Task instructions: Each line from the one bearing "Enumerate this screenshot's" through the last line of the entries below should be returned exactly, with pictures left out.

[Items listed in a dataset]
----------------

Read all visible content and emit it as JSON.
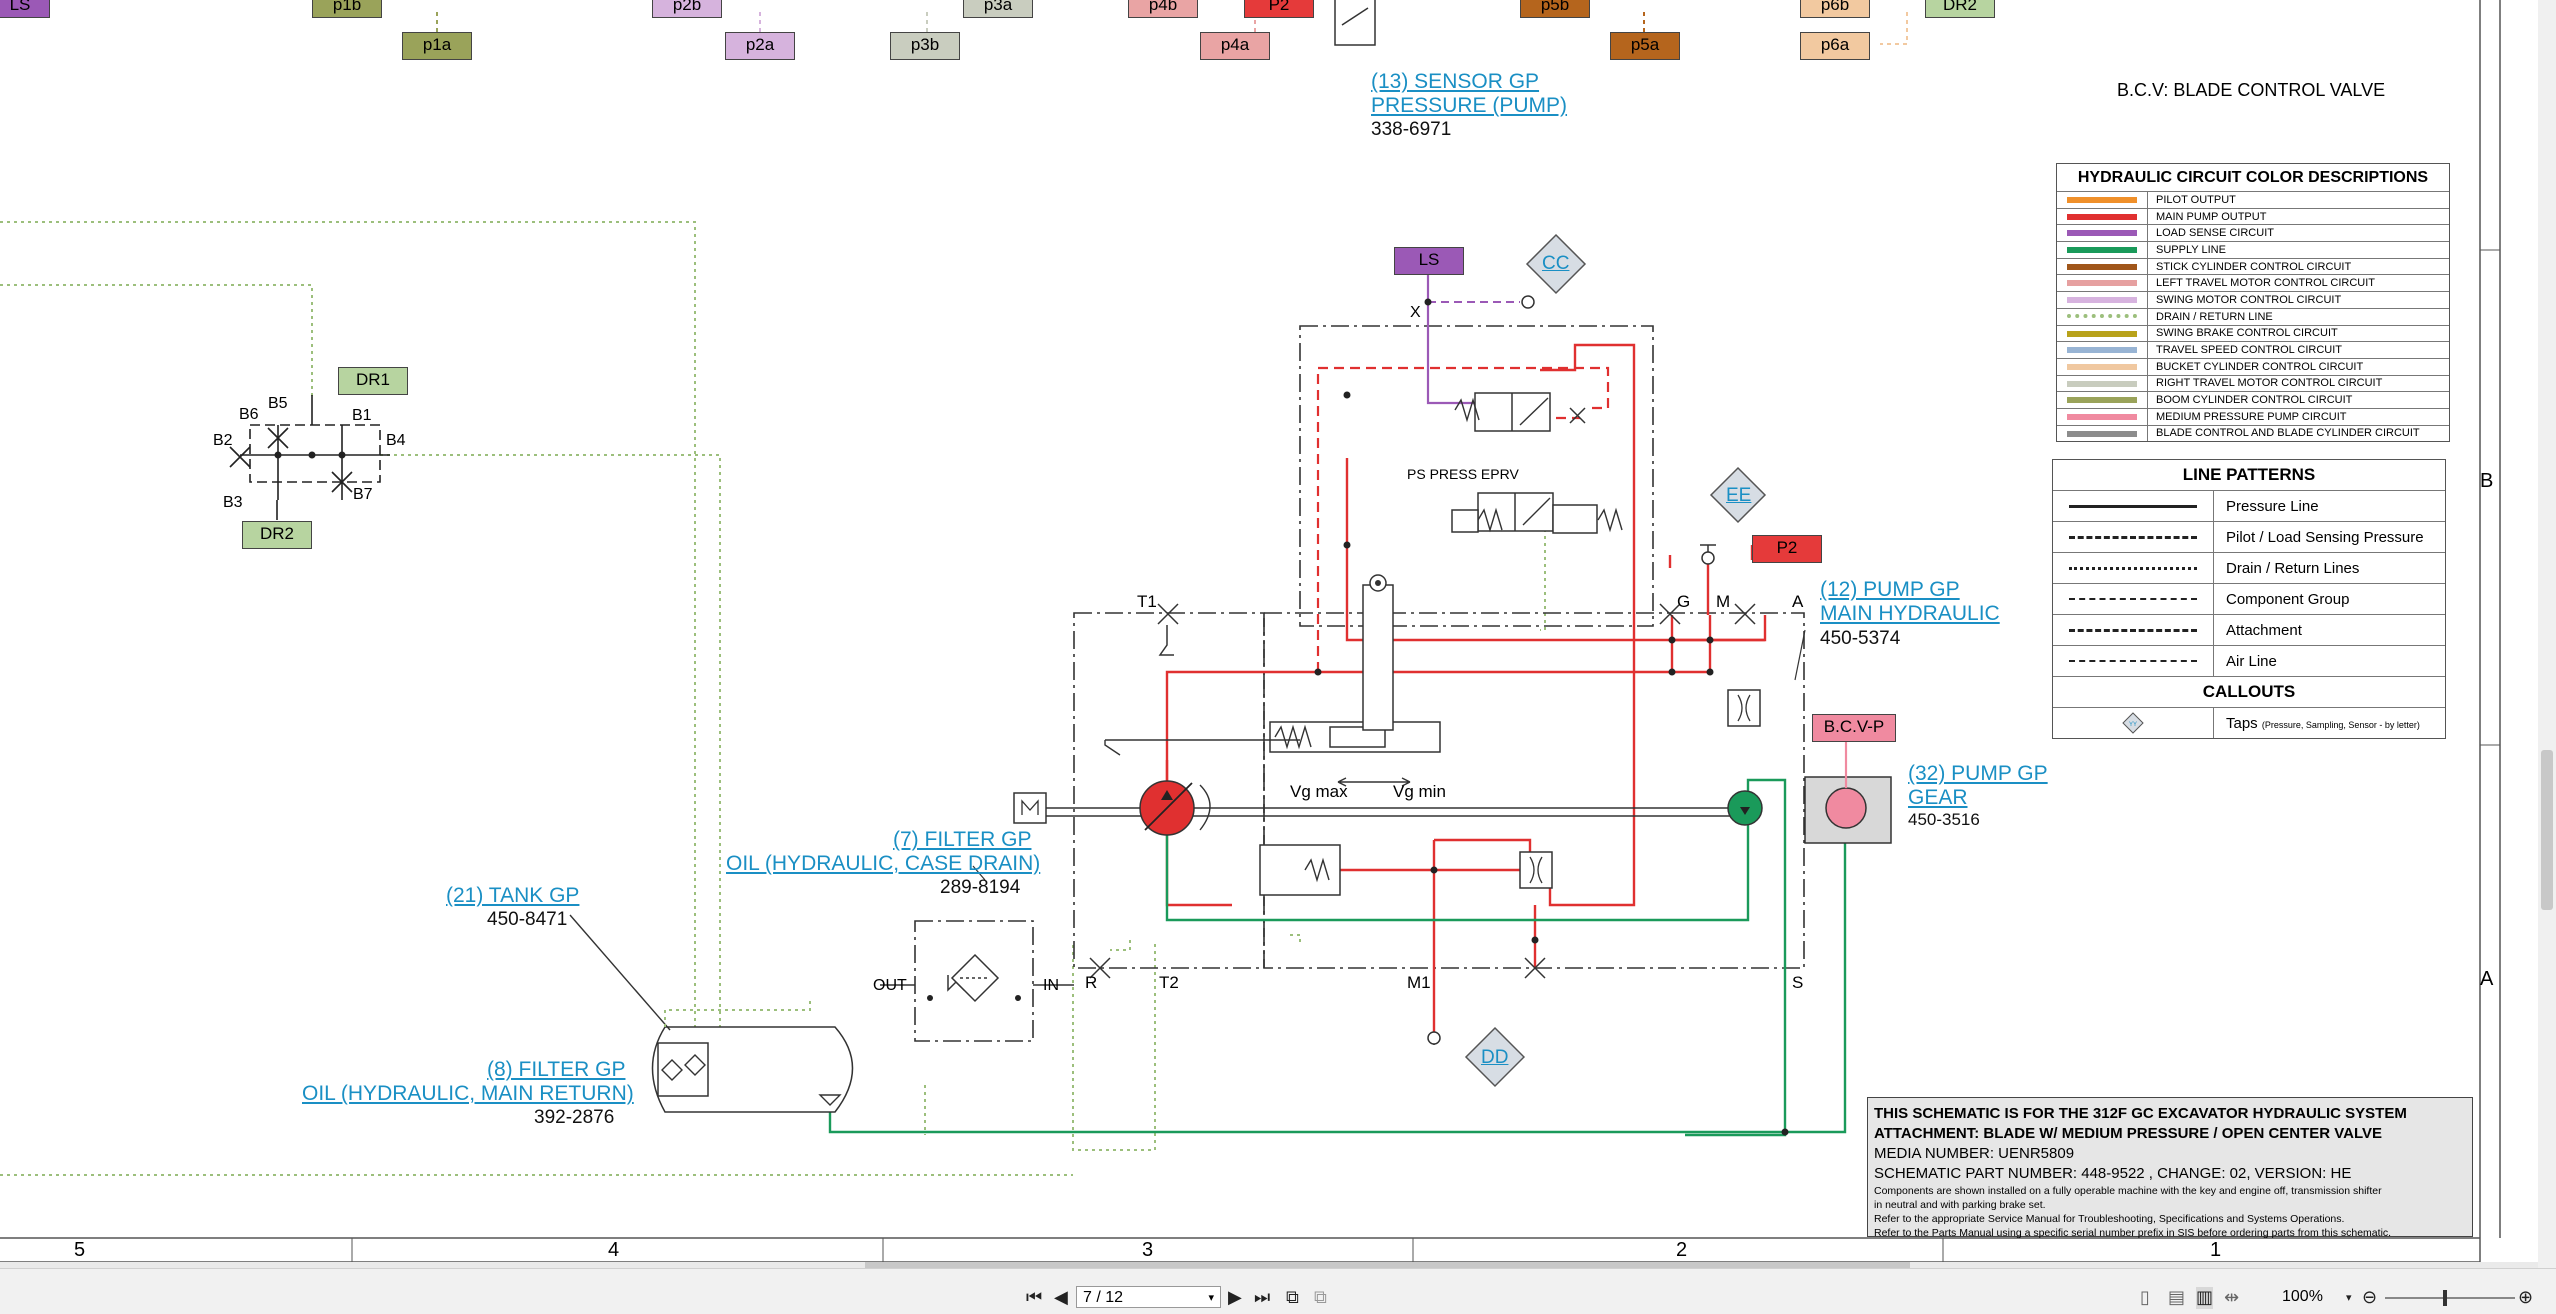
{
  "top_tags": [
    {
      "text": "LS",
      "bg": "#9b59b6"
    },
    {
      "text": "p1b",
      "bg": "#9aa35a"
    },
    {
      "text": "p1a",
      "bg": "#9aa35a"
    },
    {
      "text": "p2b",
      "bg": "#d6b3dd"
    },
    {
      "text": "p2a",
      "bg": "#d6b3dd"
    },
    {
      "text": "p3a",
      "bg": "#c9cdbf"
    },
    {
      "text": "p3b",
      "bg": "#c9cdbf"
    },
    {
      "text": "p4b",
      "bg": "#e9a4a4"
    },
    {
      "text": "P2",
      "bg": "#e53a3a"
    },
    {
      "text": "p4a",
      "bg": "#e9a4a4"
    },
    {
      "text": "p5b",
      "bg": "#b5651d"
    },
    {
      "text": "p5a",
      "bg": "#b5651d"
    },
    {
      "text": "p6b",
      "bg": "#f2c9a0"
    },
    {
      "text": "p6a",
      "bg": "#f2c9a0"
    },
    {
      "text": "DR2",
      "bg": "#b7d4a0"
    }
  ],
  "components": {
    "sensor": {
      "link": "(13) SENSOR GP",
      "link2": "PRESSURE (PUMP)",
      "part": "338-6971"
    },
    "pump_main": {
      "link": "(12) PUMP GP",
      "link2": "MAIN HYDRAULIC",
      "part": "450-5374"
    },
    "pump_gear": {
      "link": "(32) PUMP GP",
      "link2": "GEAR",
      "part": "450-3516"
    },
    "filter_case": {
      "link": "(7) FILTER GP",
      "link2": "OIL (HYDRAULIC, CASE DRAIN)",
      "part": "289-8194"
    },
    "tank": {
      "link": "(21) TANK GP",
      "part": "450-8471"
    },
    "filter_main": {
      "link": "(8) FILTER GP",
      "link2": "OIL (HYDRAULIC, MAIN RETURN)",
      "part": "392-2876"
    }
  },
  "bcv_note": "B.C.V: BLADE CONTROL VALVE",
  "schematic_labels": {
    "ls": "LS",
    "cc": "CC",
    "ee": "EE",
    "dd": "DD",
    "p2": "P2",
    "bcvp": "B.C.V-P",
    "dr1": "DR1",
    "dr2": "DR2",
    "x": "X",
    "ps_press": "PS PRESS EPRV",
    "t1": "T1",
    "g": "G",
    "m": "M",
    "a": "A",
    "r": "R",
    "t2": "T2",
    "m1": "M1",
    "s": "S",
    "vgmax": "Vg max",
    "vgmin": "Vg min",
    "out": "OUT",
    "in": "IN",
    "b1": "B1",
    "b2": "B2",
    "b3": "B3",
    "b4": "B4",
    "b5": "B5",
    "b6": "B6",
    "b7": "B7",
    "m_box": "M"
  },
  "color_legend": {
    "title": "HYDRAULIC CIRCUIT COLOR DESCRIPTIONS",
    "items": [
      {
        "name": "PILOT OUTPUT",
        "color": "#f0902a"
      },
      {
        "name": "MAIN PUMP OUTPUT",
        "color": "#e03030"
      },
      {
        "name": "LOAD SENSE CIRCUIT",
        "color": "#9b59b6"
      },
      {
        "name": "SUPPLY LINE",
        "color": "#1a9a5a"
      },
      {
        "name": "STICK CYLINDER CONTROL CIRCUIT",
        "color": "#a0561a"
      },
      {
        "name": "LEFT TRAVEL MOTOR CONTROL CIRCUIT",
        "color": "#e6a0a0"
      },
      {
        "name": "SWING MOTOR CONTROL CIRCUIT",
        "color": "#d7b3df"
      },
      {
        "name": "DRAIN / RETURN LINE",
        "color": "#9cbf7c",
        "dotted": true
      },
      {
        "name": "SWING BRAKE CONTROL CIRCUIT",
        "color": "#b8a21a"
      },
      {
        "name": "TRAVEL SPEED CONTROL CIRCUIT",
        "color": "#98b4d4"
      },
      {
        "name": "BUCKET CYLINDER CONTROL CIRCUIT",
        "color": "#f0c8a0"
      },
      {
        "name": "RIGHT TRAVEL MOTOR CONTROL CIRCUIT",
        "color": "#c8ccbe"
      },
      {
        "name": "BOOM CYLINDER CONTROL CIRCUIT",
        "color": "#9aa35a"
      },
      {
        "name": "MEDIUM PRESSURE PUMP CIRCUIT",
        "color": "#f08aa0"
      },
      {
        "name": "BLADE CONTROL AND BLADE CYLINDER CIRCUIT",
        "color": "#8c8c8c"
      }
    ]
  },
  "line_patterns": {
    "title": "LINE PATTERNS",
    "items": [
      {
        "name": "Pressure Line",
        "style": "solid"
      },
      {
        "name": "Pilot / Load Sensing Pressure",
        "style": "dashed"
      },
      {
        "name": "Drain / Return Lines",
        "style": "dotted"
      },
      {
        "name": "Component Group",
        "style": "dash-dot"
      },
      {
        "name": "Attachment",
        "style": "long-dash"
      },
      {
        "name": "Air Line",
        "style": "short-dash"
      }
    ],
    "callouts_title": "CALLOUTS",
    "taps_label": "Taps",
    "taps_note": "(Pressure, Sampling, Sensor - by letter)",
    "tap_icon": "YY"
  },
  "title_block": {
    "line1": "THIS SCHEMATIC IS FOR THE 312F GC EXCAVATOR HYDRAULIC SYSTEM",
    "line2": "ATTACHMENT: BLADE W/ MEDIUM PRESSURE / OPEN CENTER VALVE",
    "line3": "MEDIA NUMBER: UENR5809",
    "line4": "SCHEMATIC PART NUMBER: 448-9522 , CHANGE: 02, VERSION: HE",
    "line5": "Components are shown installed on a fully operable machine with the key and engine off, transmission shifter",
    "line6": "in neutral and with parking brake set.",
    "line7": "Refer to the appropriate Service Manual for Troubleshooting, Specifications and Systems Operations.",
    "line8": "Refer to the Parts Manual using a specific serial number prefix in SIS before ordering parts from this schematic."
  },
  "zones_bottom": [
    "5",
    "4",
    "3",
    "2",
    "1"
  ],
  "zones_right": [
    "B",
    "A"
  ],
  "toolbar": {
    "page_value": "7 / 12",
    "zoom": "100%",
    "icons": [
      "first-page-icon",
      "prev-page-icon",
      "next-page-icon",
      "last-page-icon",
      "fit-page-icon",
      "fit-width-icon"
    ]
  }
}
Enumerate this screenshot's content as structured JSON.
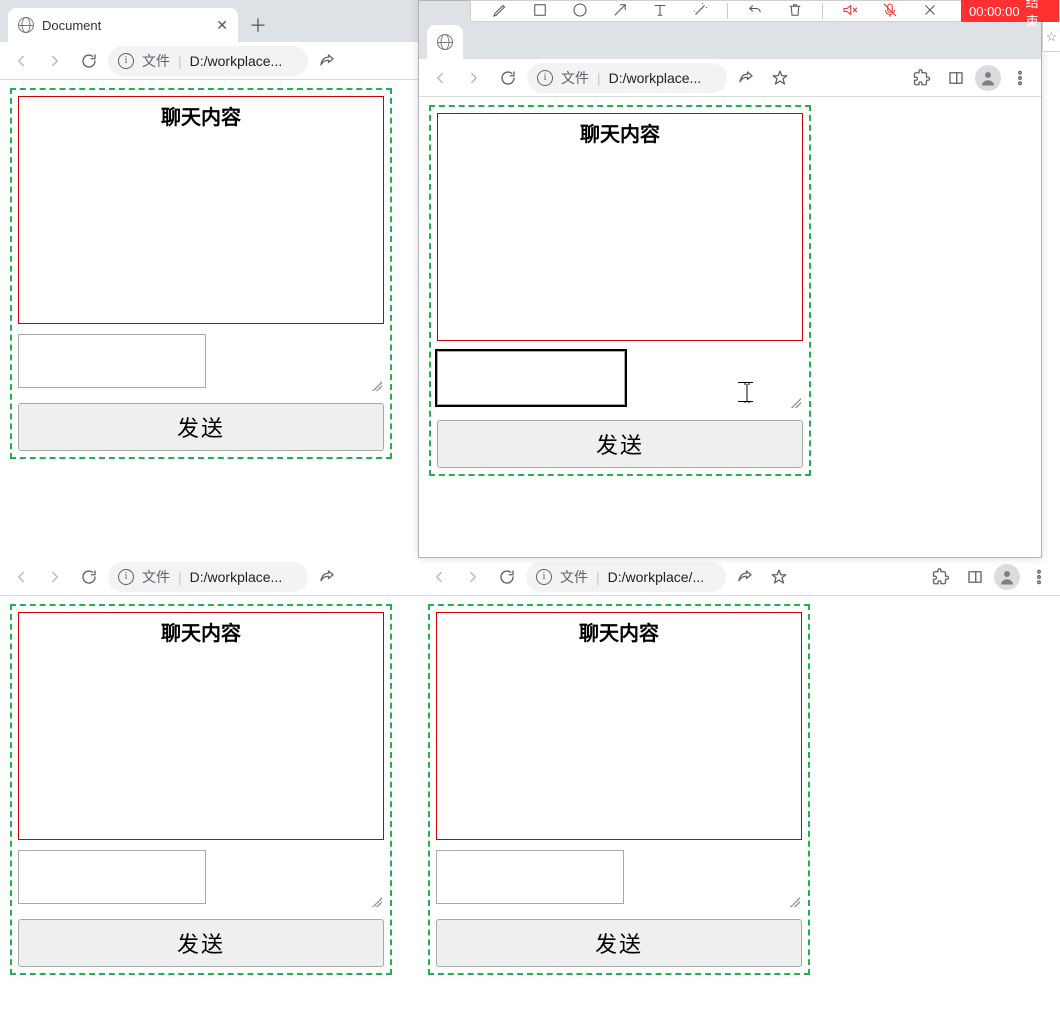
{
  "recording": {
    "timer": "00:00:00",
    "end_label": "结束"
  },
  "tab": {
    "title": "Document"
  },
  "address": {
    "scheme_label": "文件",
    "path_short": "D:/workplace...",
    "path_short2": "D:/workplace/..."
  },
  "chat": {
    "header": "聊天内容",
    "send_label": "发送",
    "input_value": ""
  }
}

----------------

Expected output:
Enumerate this screenshot's content as structured JSON.
{
  "recording": {
    "timer": "00:00:00",
    "end_label": "结束"
  },
  "tab": {
    "title": "Document"
  },
  "address": {
    "scheme_label": "文件",
    "path_short": "D:/workplace...",
    "path_short2": "D:/workplace/..."
  },
  "chat": {
    "header": "聊天内容",
    "send_label": "发送",
    "input_value": ""
  }
}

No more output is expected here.